a) ERA must conduct an additional assessment which addresses the issues identified in the Assessment Report and the Independent Review, including the hydrogeological issues and the issues associated with the use of the cement paste technology.
b) The terms of reference for the additional assessment are to be approved by Environment Australia and the Supervising Authority.
c) ERA should submit the revised proposal and the assessment results to the Minister for the Environment for a decision on whether to provide environmental clearance.
I will provide a copy of these recommendations to the Northern Territory Minister for Lands, Planning and Environment and the proponent, ERA.
Jabiluka Mill Alternative Environmental Impact Assessment
1. Gold must not be extracted and processed unless additional environmental impact assessment is undertaken and approval is given by the Commonwealth.
2. ERA must ensure, to the satisfaction of the Supervising Scientist, that there will be no significant release of contaminants to the environment (through physical or chemical means) for at least 10,000 years.
3. ERA must prepare operational management plans, to the satisfaction of the Supervising Authority, dealing with the management of acid generation, runoff and seepage.
4. ERA shall ensure that all runoff from stockpiles passes through sediment traps. The design, location and construction of the sediment traps must be approved by the Supervising Authority prior to construction.
5. ERA must ensure, to the satisfaction of the Supervising Scientist, that runoff from waste rock stockpiles does not cause any increase in the mean concentration of suspended solids in Swift Creek that is greater than the standard deviation of naturally occurring concentrations in Swift Creek.
6. ERA must, to the satisfaction of the Supervising Authority, conduct an assessment of the chemical composition of waste rock in stockpiles and the rate of its weathering and must amend the operational management to address the results of this assessment.
7. Before construction of the mill facilities, ERA must submit to the Supervising Authority a detailed design of the proposed sewerage system and an on site sewage monitoring program.
8. ERA must conduct an assessment of the effects of groundwater and changes to surface-water within the Swift Creek catchment and to Swift Creek itself, to the satisfaction of the Supervising Scientist and the Supervising Authority.
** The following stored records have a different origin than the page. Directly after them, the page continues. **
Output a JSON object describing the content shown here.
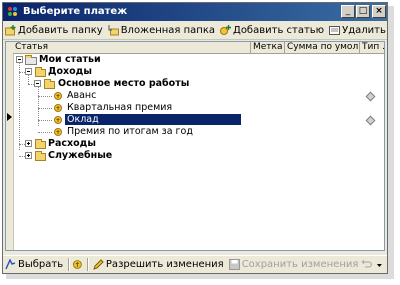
{
  "window": {
    "title": "Выберите платеж"
  },
  "title_buttons": {
    "minimize": "_",
    "maximize": "□",
    "close": "×"
  },
  "toolbar": {
    "add_folder": "Добавить папку",
    "nested_folder": "Вложенная папка",
    "add_item": "Добавить статью",
    "delete": "Удалить"
  },
  "columns": [
    "Статья",
    "Метка",
    "Сумма по умол...",
    "Тип ..."
  ],
  "tree": {
    "root": "Мои статьи",
    "income": "Доходы",
    "main_job": "Основное место работы",
    "item_advance": "Аванс",
    "item_quarterly": "Квартальная премия",
    "item_salary": "Оклад",
    "item_annual": "Премия по итогам за год",
    "expenses": "Расходы",
    "service": "Служебные"
  },
  "bottom": {
    "select": "Выбрать",
    "allow_changes": "Разрешить изменения",
    "save_changes": "Сохранить изменения"
  },
  "colors": {
    "title_start": "#0a246a",
    "title_end": "#3a6ea5",
    "selection": "#0a246a",
    "folder": "#f3d36a"
  }
}
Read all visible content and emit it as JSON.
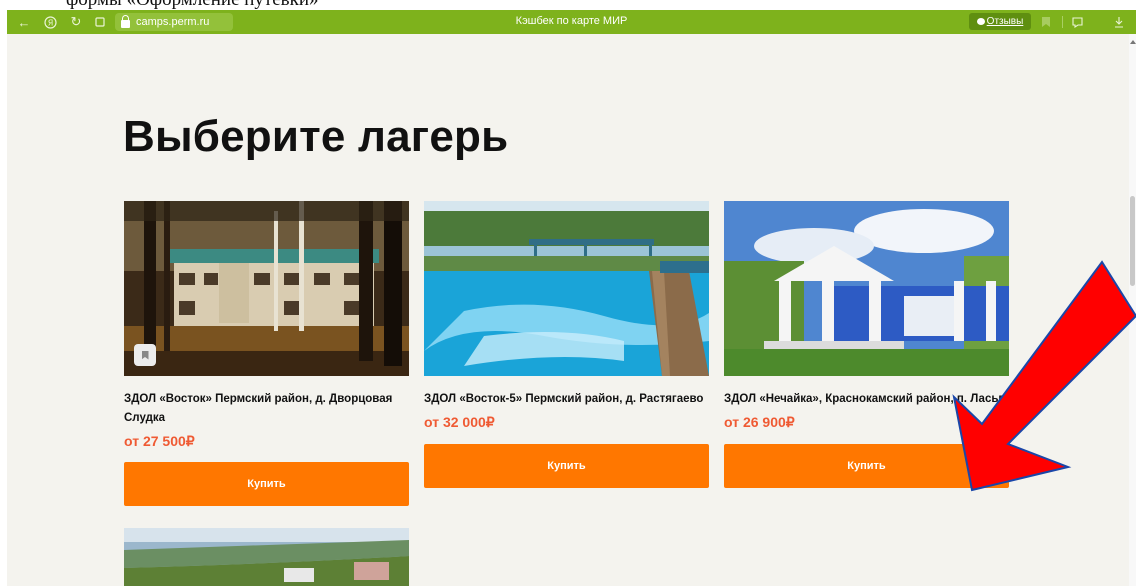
{
  "document": {
    "cut_text": "формы «Оформление путевки»"
  },
  "browser": {
    "url": "camps.perm.ru",
    "tab_title": "Кэшбек по карте МИР",
    "reviews_label": "Отзывы"
  },
  "page": {
    "heading": "Выберите лагерь",
    "camps": [
      {
        "title": "ЗДОЛ «Восток» Пермский район, д. Дворцовая Слудка",
        "price": "от 27 500₽",
        "button": "Купить"
      },
      {
        "title": "ЗДОЛ «Восток-5» Пермский район, д. Растягаево",
        "price": "от 32 000₽",
        "button": "Купить"
      },
      {
        "title": "ЗДОЛ «Нечайка», Краснокамский район, п. Ласьва",
        "price": "от 26 900₽",
        "button": "Купить"
      }
    ]
  },
  "colors": {
    "toolbar": "#7eb21c",
    "accent": "#ff7700",
    "price": "#ef5a33",
    "annotation_arrow": "#ff0000"
  }
}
ERA must comply with any requirement of the Supervising Scientist or the Supervising Authority designed to mitigate or avoid impacts identified in this assessment.
9. ERA must ensure that operational management plans are prepared incorporating specific clean-up procedures for each reagent transported and used on the site, to the satisfaction of the Supervising Authority.
10. ERA must, to the satisfaction of Environment Australia and the Supervising Authority, develop and implement measures to ensure the protection of the flora and fauna species listed in s.6.6.3 of the Assessment Report.
11. ERA must devise and implement, to the satisfaction of the Supervising Scientist, a biological monitoring program that includes Swift Creek and other suitable analogues.
12. ERA must, to the satisfaction of the Supervising Scientist and the Supervising Authority, develop and implement a rehabilitation plan.
* ERA must establish a rehabilitation trust fund and must contribute annually an amount determined jointly by the Commonwealth and the Northern Territory.
* ERA must lodge with the Commonwealth a bond of $1 million, to be held in perpetuity to cover costs associated with long term environmental monitoring and maintenance of the rehabilitated site.
13. ERA must, in consultation with the NLC and the Supervising Scientist, report to affected Aboriginal people on the impacts of the project.
14. ERA must comply with the recommendations relating to radiation protection as set out in Recommendation 35 o
15. ERA must ensure that its operations do not result
in any adverse impacts on world heritage or national estate values.